But that freedom could come with a price tag, and that is this: one person's access to information may all too easily become intrusion into another individual's privacy.

Let me explain what I mean a little more fully within the context of the work I do as chairman of the Press Complaints Commission. Central to the PCC's work is the protection of personal privacy. We uphold - as you know - a code, written by the newspaper industry, which stipulates that everyone is entitled to respect for his or her private life.

A century ago - before the telephoto lens, the bugging device, and easy access to a raft of electronic information - the task would have been much easier. An Englishman's home really was his castle; without fear of a long lens poking through the fence.

A century on, the task remains difficult enough, and although the PCC has changed substantially the way editors approach stories about individuals' private lives, the communications revolution is going to mean that from now on, just as ideas can be easily communicated across the globe, so can information about individuals be placed in the public domain.

In the same way that the introduction of the telegraph made the global market inevitable, so it is going to become harder and harder to keep private information private. As President Clinton has recently found out to his cost, the moment an individual is at the centre of controversy, information about him or her will appear on the Web. That means it will be on the public record - and that in turn means that newspapers will in most cases, although given the obvious burden of ensuring it is not defamatory, be legally entitled to publish it.
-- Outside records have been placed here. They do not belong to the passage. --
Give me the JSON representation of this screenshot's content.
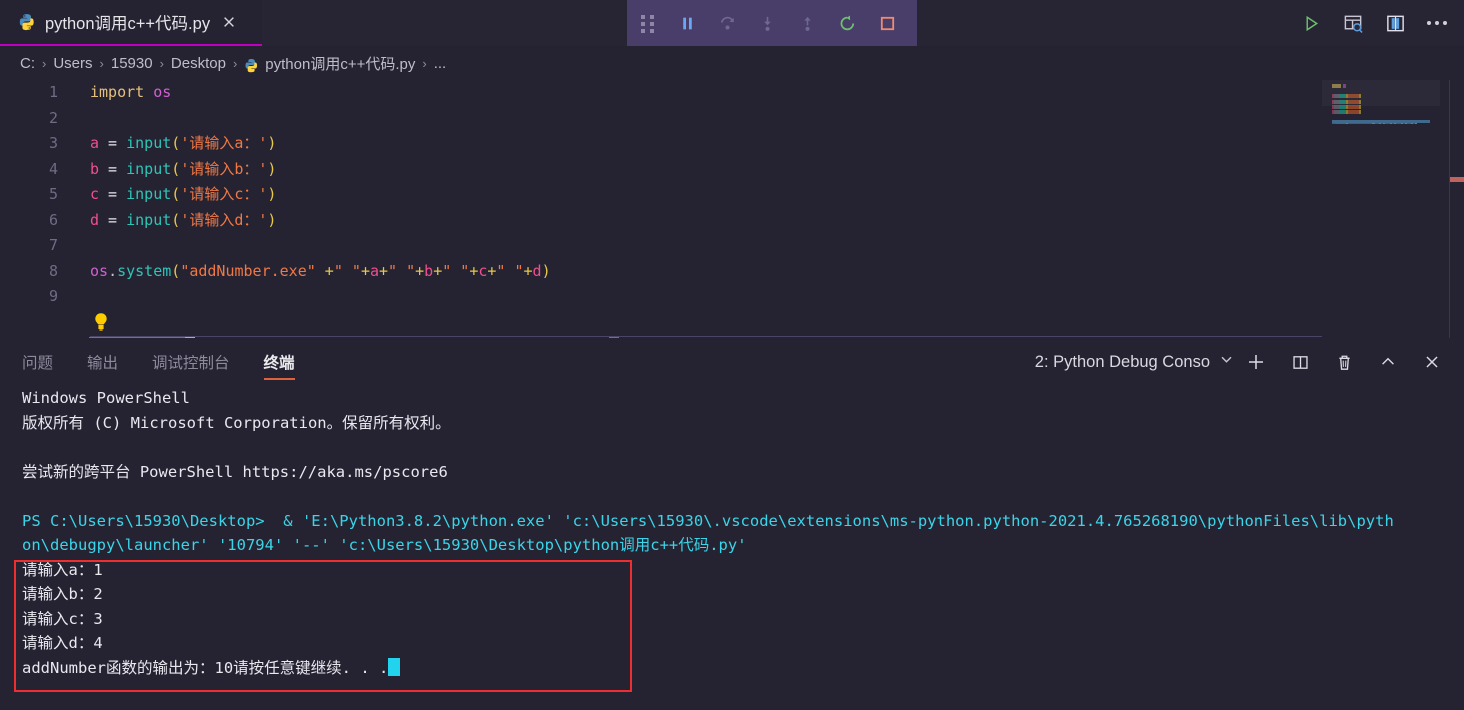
{
  "window": {
    "tab": {
      "label": "python调用c++代码.py",
      "icon": "python-icon",
      "close_icon": "close-icon"
    }
  },
  "debug_toolbar": {
    "items": [
      {
        "name": "drag-handle",
        "icon": "grip-dots-icon",
        "label": ""
      },
      {
        "name": "pause",
        "icon": "pause-icon",
        "label": ""
      },
      {
        "name": "step-over",
        "icon": "step-over-icon",
        "label": ""
      },
      {
        "name": "step-into",
        "icon": "step-into-icon",
        "label": ""
      },
      {
        "name": "step-out",
        "icon": "step-out-icon",
        "label": ""
      },
      {
        "name": "restart",
        "icon": "restart-icon",
        "label": ""
      },
      {
        "name": "stop",
        "icon": "stop-square-icon",
        "label": ""
      }
    ],
    "colors": {
      "background": "#493e69",
      "restart": "#6ec06e",
      "stop": "#f08a72",
      "pause": "#6aa9f0"
    }
  },
  "editor_actions": [
    {
      "name": "run-python-file",
      "icon": "play-icon",
      "color": "#6ec06e"
    },
    {
      "name": "open-preview-to-side",
      "icon": "preview-search-icon",
      "color": "#c8c6d2"
    },
    {
      "name": "split-editor",
      "icon": "split-editor-icon",
      "color": "#e0e0ea"
    },
    {
      "name": "more-actions",
      "icon": "ellipsis-icon",
      "color": "#d0d0d6"
    }
  ],
  "breadcrumb": {
    "items": [
      "C:",
      "Users",
      "15930",
      "Desktop",
      "python调用c++代码.py",
      "..."
    ],
    "separator": "›",
    "file_icon": "python-icon"
  },
  "code": {
    "lines": [
      {
        "no": "1",
        "tokens": [
          {
            "t": "import",
            "c": "k-import"
          },
          {
            "t": " ",
            "c": "k-op"
          },
          {
            "t": "os",
            "c": "k-mod"
          }
        ]
      },
      {
        "no": "2",
        "tokens": []
      },
      {
        "no": "3",
        "tokens": [
          {
            "t": "a",
            "c": "k-var"
          },
          {
            "t": " = ",
            "c": "k-op"
          },
          {
            "t": "input",
            "c": "k-fn"
          },
          {
            "t": "(",
            "c": "k-paren"
          },
          {
            "t": "'请输入a：'",
            "c": "k-str"
          },
          {
            "t": ")",
            "c": "k-paren"
          }
        ]
      },
      {
        "no": "4",
        "tokens": [
          {
            "t": "b",
            "c": "k-var"
          },
          {
            "t": " = ",
            "c": "k-op"
          },
          {
            "t": "input",
            "c": "k-fn"
          },
          {
            "t": "(",
            "c": "k-paren"
          },
          {
            "t": "'请输入b：'",
            "c": "k-str"
          },
          {
            "t": ")",
            "c": "k-paren"
          }
        ]
      },
      {
        "no": "5",
        "tokens": [
          {
            "t": "c",
            "c": "k-var"
          },
          {
            "t": " = ",
            "c": "k-op"
          },
          {
            "t": "input",
            "c": "k-fn"
          },
          {
            "t": "(",
            "c": "k-paren"
          },
          {
            "t": "'请输入c：'",
            "c": "k-str"
          },
          {
            "t": ")",
            "c": "k-paren"
          }
        ]
      },
      {
        "no": "6",
        "tokens": [
          {
            "t": "d",
            "c": "k-var"
          },
          {
            "t": " = ",
            "c": "k-op"
          },
          {
            "t": "input",
            "c": "k-fn"
          },
          {
            "t": "(",
            "c": "k-paren"
          },
          {
            "t": "'请输入d：'",
            "c": "k-str"
          },
          {
            "t": ")",
            "c": "k-paren"
          }
        ]
      },
      {
        "no": "7",
        "tokens": []
      },
      {
        "no": "8",
        "tokens": [
          {
            "t": "os",
            "c": "k-obj"
          },
          {
            "t": ".",
            "c": "k-dot"
          },
          {
            "t": "system",
            "c": "k-fn"
          },
          {
            "t": "(",
            "c": "k-paren"
          },
          {
            "t": "\"addNumber.exe\"",
            "c": "k-str"
          },
          {
            "t": " +",
            "c": "k-paren"
          },
          {
            "t": "\" \"",
            "c": "k-str"
          },
          {
            "t": "+",
            "c": "k-paren"
          },
          {
            "t": "a",
            "c": "k-var"
          },
          {
            "t": "+",
            "c": "k-paren"
          },
          {
            "t": "\" \"",
            "c": "k-str"
          },
          {
            "t": "+",
            "c": "k-paren"
          },
          {
            "t": "b",
            "c": "k-var"
          },
          {
            "t": "+",
            "c": "k-paren"
          },
          {
            "t": "\" \"",
            "c": "k-str"
          },
          {
            "t": "+",
            "c": "k-paren"
          },
          {
            "t": "c",
            "c": "k-var"
          },
          {
            "t": "+",
            "c": "k-paren"
          },
          {
            "t": "\" \"",
            "c": "k-str"
          },
          {
            "t": "+",
            "c": "k-paren"
          },
          {
            "t": "d",
            "c": "k-var"
          },
          {
            "t": ")",
            "c": "k-paren"
          }
        ]
      },
      {
        "no": "9",
        "tokens": []
      }
    ],
    "lightbulb_icon": "lightbulb-icon",
    "lightbulb_line": "7"
  },
  "panel": {
    "tabs": [
      {
        "label": "问题",
        "active": false
      },
      {
        "label": "输出",
        "active": false
      },
      {
        "label": "调试控制台",
        "active": false
      },
      {
        "label": "终端",
        "active": true
      }
    ],
    "terminal_select": {
      "value": "2: Python Debug Conso",
      "chevron": "chevron-down-icon"
    },
    "actions": [
      {
        "name": "new-terminal",
        "icon": "plus-icon"
      },
      {
        "name": "split-terminal",
        "icon": "split-icon"
      },
      {
        "name": "kill-terminal",
        "icon": "trash-icon"
      },
      {
        "name": "maximize-panel",
        "icon": "chevron-up-icon"
      },
      {
        "name": "close-panel",
        "icon": "close-icon"
      }
    ]
  },
  "terminal": {
    "lines": [
      {
        "text": "Windows PowerShell",
        "color": "default"
      },
      {
        "text": "版权所有 (C) Microsoft Corporation。保留所有权利。",
        "color": "default"
      },
      {
        "text": "",
        "color": "default"
      },
      {
        "text": "尝试新的跨平台 PowerShell https://aka.ms/pscore6",
        "color": "default"
      },
      {
        "text": "",
        "color": "default"
      },
      {
        "text": "PS C:\\Users\\15930\\Desktop>  & 'E:\\Python3.8.2\\python.exe' 'c:\\Users\\15930\\.vscode\\extensions\\ms-python.python-2021.4.765268190\\pythonFiles\\lib\\python\\debugpy\\launcher' '10794' '--' 'c:\\Users\\15930\\Desktop\\python调用c++代码.py'",
        "color": "cyan"
      },
      {
        "text": "请输入a：1",
        "color": "default"
      },
      {
        "text": "请输入b：2",
        "color": "default"
      },
      {
        "text": "请输入c：3",
        "color": "default"
      },
      {
        "text": "请输入d：4",
        "color": "default"
      },
      {
        "text": "addNumber函数的输出为：10请按任意键继续. . .",
        "color": "default",
        "cursor": true
      }
    ],
    "cursor_color": "#22d3ee"
  },
  "annotation": {
    "name": "red-highlight-box",
    "color": "#ef2f2f"
  }
}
How can you protect personal privacy in an age when technology is undermining the ability of all of us to keep material private?

Certainly, it would be impossible to produce any form of global legislation that would ever be able to regulate a global communications market. No such forum exists in which it would be possible to do that, and, even were it so, technology would have moved on 10 paces before the ink was dry on a concordat.

In my view, where privacy laws exist, the global communications revolution will fatally weaken them. And where these do not exist, this revolution will make otiose the arguments of politicians and others in their favour.

To my mind, that means there is only one way to control the use - if not the supply - of all the private information which will become ever more widely available. And that is to apply to the problem an old and simple idea: that of self-regulation. In other words, that newspapers impose censorship on themselves, keeping private information about individuals, that is in the public domain of the Internet, out of the newspapers, except where there is a public interest in printing it.

Indeed, let me give you an excellent example from my own experience of precisely what I mean - taking the case, almost a year old now, of the son of a cabinet minister who was accused of selling drugs to a newspaper reporter investigating the case. The newspaper printed the story without the identity of the boy and his father, as the code of practice dictated. Other newspapers respected that course of action because of the strength of self regulation, and none of them printed the names of those involved, despite the fact that their identity was widely known. A few days later, law officers became involved in seeking an injunction to prevent publication of the name in the future. The court granted an injunction - at which point, with the law involved, the matter was out of my hands.

A newspaper, as you would expect, then went to court to have the injunction struck down. It was, because it was unsustainable. The court ruled that it would be perverse to prevent British newspaper readers having access to material that was available on the Internet, and on newspapers in France and Ireland.

The result of the intervention of the court was that newspapers then went ahead and named those involved.

The lesson was simple: voluntary self-restraint worked in a case where the law could not - and the future points in that direction.

We should therefore be seeking to do as much as we can to propagate the world-wide spread of these self-regulatory mechanisms.